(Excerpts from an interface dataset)

★ ★ ★ ★ ★ ★ ★

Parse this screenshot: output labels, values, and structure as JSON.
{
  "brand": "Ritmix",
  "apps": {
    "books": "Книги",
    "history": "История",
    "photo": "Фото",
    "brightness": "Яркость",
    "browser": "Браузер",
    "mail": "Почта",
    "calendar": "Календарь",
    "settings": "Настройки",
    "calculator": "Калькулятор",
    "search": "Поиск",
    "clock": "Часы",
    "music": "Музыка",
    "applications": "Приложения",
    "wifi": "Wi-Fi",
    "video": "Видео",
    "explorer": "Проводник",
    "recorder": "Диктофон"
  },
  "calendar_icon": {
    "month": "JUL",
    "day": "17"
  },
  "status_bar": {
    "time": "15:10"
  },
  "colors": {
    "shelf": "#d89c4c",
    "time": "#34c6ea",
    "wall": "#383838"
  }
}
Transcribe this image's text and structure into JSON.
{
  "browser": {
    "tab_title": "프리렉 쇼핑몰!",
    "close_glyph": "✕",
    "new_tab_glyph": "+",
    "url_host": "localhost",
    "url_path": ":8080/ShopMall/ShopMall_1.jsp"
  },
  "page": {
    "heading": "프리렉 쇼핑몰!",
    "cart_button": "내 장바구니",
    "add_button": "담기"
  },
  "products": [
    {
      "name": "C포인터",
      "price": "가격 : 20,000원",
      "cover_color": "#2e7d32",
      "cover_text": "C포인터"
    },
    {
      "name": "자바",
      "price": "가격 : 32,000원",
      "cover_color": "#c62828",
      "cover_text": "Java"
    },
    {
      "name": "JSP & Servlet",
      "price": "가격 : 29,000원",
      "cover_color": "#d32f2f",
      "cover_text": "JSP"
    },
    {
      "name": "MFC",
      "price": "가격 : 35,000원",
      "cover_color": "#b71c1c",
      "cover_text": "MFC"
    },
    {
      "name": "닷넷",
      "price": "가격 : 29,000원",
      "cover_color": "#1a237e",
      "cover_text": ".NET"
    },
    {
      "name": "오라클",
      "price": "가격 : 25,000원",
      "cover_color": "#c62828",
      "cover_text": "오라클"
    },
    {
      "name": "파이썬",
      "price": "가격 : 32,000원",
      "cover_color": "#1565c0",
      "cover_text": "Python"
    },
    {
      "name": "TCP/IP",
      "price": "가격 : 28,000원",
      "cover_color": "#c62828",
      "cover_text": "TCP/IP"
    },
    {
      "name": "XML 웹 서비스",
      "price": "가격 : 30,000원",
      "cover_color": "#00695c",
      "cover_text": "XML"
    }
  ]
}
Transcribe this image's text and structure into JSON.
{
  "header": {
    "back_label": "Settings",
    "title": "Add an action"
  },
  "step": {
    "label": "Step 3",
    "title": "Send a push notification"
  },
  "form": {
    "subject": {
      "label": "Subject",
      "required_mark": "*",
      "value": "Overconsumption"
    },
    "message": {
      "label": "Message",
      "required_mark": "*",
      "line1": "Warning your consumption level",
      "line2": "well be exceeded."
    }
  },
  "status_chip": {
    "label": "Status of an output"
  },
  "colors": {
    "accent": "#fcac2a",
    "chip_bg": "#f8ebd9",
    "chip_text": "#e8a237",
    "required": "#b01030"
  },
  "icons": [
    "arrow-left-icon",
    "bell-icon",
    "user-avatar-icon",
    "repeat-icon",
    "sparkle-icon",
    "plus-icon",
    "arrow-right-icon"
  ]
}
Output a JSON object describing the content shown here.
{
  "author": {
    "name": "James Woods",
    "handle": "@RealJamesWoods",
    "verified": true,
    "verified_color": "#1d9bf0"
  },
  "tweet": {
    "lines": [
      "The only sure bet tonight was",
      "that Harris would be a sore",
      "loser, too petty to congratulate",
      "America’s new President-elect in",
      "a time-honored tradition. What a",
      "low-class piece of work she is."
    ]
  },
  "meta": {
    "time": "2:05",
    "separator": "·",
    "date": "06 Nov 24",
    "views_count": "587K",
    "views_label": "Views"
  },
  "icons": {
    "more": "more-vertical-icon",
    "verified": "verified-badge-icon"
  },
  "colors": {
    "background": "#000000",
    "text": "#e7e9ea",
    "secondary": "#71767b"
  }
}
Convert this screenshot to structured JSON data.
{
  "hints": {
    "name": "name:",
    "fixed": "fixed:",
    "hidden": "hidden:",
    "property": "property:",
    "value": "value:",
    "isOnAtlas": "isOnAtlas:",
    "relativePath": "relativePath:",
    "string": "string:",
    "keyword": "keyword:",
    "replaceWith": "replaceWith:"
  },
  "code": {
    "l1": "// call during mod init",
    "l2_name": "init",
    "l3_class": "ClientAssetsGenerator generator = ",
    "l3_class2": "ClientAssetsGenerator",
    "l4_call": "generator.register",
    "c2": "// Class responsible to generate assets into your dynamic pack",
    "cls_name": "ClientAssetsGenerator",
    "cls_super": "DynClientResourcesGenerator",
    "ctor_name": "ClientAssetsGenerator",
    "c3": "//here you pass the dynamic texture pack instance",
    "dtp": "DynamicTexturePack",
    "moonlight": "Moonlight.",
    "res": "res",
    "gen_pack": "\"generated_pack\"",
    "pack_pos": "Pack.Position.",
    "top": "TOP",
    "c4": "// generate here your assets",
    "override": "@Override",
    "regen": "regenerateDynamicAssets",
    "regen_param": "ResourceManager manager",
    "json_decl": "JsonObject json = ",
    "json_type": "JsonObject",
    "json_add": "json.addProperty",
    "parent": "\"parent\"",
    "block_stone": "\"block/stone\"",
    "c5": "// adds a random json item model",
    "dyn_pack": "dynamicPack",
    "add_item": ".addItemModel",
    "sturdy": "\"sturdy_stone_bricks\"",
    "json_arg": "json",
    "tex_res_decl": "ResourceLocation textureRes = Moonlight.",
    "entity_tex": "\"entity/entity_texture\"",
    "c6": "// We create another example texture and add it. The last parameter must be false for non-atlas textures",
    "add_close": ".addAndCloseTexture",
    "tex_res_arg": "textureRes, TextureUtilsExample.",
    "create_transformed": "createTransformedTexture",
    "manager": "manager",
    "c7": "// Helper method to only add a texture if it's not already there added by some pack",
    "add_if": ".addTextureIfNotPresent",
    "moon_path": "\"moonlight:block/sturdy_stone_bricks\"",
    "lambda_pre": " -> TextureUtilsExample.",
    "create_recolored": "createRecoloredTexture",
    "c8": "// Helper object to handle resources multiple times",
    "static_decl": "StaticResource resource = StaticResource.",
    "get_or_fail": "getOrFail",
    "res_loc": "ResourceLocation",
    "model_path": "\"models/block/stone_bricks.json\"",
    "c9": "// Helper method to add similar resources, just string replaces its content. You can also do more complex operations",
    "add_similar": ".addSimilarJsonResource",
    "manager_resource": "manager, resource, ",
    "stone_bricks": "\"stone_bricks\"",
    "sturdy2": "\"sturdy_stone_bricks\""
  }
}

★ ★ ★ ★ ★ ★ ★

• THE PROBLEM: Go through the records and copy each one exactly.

• ANSWER SECTION:
Parse this screenshot: output labels, values, and structure as JSON.
{
  "brand": "Ritmix",
  "apps": {
    "books": "Книги",
    "history": "История",
    "photo": "Фото",
    "brightness": "Яркость",
    "browser": "Браузер",
    "mail": "Почта",
    "calendar": "Календарь",
    "settings": "Настройки",
    "calculator": "Калькулятор",
    "search": "Поиск",
    "clock": "Часы",
    "music": "Музыка",
    "applications": "Приложения",
    "wifi": "Wi-Fi",
    "video": "Видео",
    "explorer": "Проводник",
    "recorder": "Диктофон"
  },
  "calendar_icon": {
    "month": "JUL",
    "day": "17"
  },
  "status_bar": {
    "time": "15:10"
  },
  "colors": {
    "shelf": "#d89c4c",
    "time": "#34c6ea",
    "wall": "#383838"
  }
}
Transcribe this image's text and structure into JSON.
{
  "browser": {
    "tab_title": "프리렉 쇼핑몰!",
    "close_glyph": "✕",
    "new_tab_glyph": "+",
    "url_host": "localhost",
    "url_path": ":8080/ShopMall/ShopMall_1.jsp"
  },
  "page": {
    "heading": "프리렉 쇼핑몰!",
    "cart_button": "내 장바구니",
    "add_button": "담기"
  },
  "products": [
    {
      "name": "C포인터",
      "price": "가격 : 20,000원",
      "cover_color": "#2e7d32",
      "cover_text": "C포인터"
    },
    {
      "name": "자바",
      "price": "가격 : 32,000원",
      "cover_color": "#c62828",
      "cover_text": "Java"
    },
    {
      "name": "JSP & Servlet",
      "price": "가격 : 29,000원",
      "cover_color": "#d32f2f",
      "cover_text": "JSP"
    },
    {
      "name": "MFC",
      "price": "가격 : 35,000원",
      "cover_color": "#b71c1c",
      "cover_text": "MFC"
    },
    {
      "name": "닷넷",
      "price": "가격 : 29,000원",
      "cover_color": "#1a237e",
      "cover_text": ".NET"
    },
    {
      "name": "오라클",
      "price": "가격 : 25,000원",
      "cover_color": "#c62828",
      "cover_text": "오라클"
    },
    {
      "name": "파이썬",
      "price": "가격 : 32,000원",
      "cover_color": "#1565c0",
      "cover_text": "Python"
    },
    {
      "name": "TCP/IP",
      "price": "가격 : 28,000원",
      "cover_color": "#c62828",
      "cover_text": "TCP/IP"
    },
    {
      "name": "XML 웹 서비스",
      "price": "가격 : 30,000원",
      "cover_color": "#00695c",
      "cover_text": "XML"
    }
  ]
}
Transcribe this image's text and structure into JSON.
{
  "header": {
    "back_label": "Settings",
    "title": "Add an action"
  },
  "step": {
    "label": "Step 3",
    "title": "Send a push notification"
  },
  "form": {
    "subject": {
      "label": "Subject",
      "required_mark": "*",
      "value": "Overconsumption"
    },
    "message": {
      "label": "Message",
      "required_mark": "*",
      "line1": "Warning your consumption level",
      "line2": "well be exceeded."
    }
  },
  "status_chip": {
    "label": "Status of an output"
  },
  "colors": {
    "accent": "#fcac2a",
    "chip_bg": "#f8ebd9",
    "chip_text": "#e8a237",
    "required": "#b01030"
  },
  "icons": [
    "arrow-left-icon",
    "bell-icon",
    "user-avatar-icon",
    "repeat-icon",
    "sparkle-icon",
    "plus-icon",
    "arrow-right-icon"
  ]
}
Output a JSON object describing the content shown here.
{
  "author": {
    "name": "James Woods",
    "handle": "@RealJamesWoods",
    "verified": true,
    "verified_color": "#1d9bf0"
  },
  "tweet": {
    "lines": [
      "The only sure bet tonight was",
      "that Harris would be a sore",
      "loser, too petty to congratulate",
      "America’s new President-elect in",
      "a time-honored tradition. What a",
      "low-class piece of work she is."
    ]
  },
  "meta": {
    "time": "2:05",
    "separator": "·",
    "date": "06 Nov 24",
    "views_count": "587K",
    "views_label": "Views"
  },
  "icons": {
    "more": "more-vertical-icon",
    "verified": "verified-badge-icon"
  },
  "colors": {
    "background": "#000000",
    "text": "#e7e9ea",
    "secondary": "#71767b"
  }
}
Convert this screenshot to structured JSON data.
{
  "hints": {
    "name": "name:",
    "fixed": "fixed:",
    "hidden": "hidden:",
    "property": "property:",
    "value": "value:",
    "isOnAtlas": "isOnAtlas:",
    "relativePath": "relativePath:",
    "string": "string:",
    "keyword": "keyword:",
    "replaceWith": "replaceWith:"
  },
  "code": {
    "l1": "// call during mod init",
    "l2_name": "init",
    "l3_class": "ClientAssetsGenerator generator = ",
    "l3_class2": "ClientAssetsGenerator",
    "l4_call": "generator.register",
    "c2": "// Class responsible to generate assets into your dynamic pack",
    "cls_name": "ClientAssetsGenerator",
    "cls_super": "DynClientResourcesGenerator",
    "ctor_name": "ClientAssetsGenerator",
    "c3": "//here you pass the dynamic texture pack instance",
    "dtp": "DynamicTexturePack",
    "moonlight": "Moonlight.",
    "res": "res",
    "gen_pack": "\"generated_pack\"",
    "pack_pos": "Pack.Position.",
    "top": "TOP",
    "c4": "// generate here your assets",
    "override": "@Override",
    "regen": "regenerateDynamicAssets",
    "regen_param": "ResourceManager manager",
    "json_decl": "JsonObject json = ",
    "json_type": "JsonObject",
    "json_add": "json.addProperty",
    "parent": "\"parent\"",
    "block_stone": "\"block/stone\"",
    "c5": "// adds a random json item model",
    "dyn_pack": "dynamicPack",
    "add_item": ".addItemModel",
    "sturdy": "\"sturdy_stone_bricks\"",
    "json_arg": "json",
    "tex_res_decl": "ResourceLocation textureRes = Moonlight.",
    "entity_tex": "\"entity/entity_texture\"",
    "c6": "// We create another example texture and add it. The last parameter must be false for non-atlas textures",
    "add_close": ".addAndCloseTexture",
    "tex_res_arg": "textureRes, TextureUtilsExample.",
    "create_transformed": "createTransformedTexture",
    "manager": "manager",
    "c7": "// Helper method to only add a texture if it's not already there added by some pack",
    "add_if": ".addTextureIfNotPresent",
    "moon_path": "\"moonlight:block/sturdy_stone_bricks\"",
    "lambda_pre": " -> TextureUtilsExample.",
    "create_recolored": "createRecoloredTexture",
    "c8": "// Helper object to handle resources multiple times",
    "static_decl": "StaticResource resource = StaticResource.",
    "get_or_fail": "getOrFail",
    "res_loc": "ResourceLocation",
    "model_path": "\"models/block/stone_bricks.json\"",
    "c9": "// Helper method to add similar resources, just string replaces its content. You can also do more complex operations",
    "add_similar": ".addSimilarJsonResource",
    "manager_resource": "manager, resource, ",
    "stone_bricks": "\"stone_bricks\"",
    "sturdy2": "\"sturdy_stone_bricks\""
  }
}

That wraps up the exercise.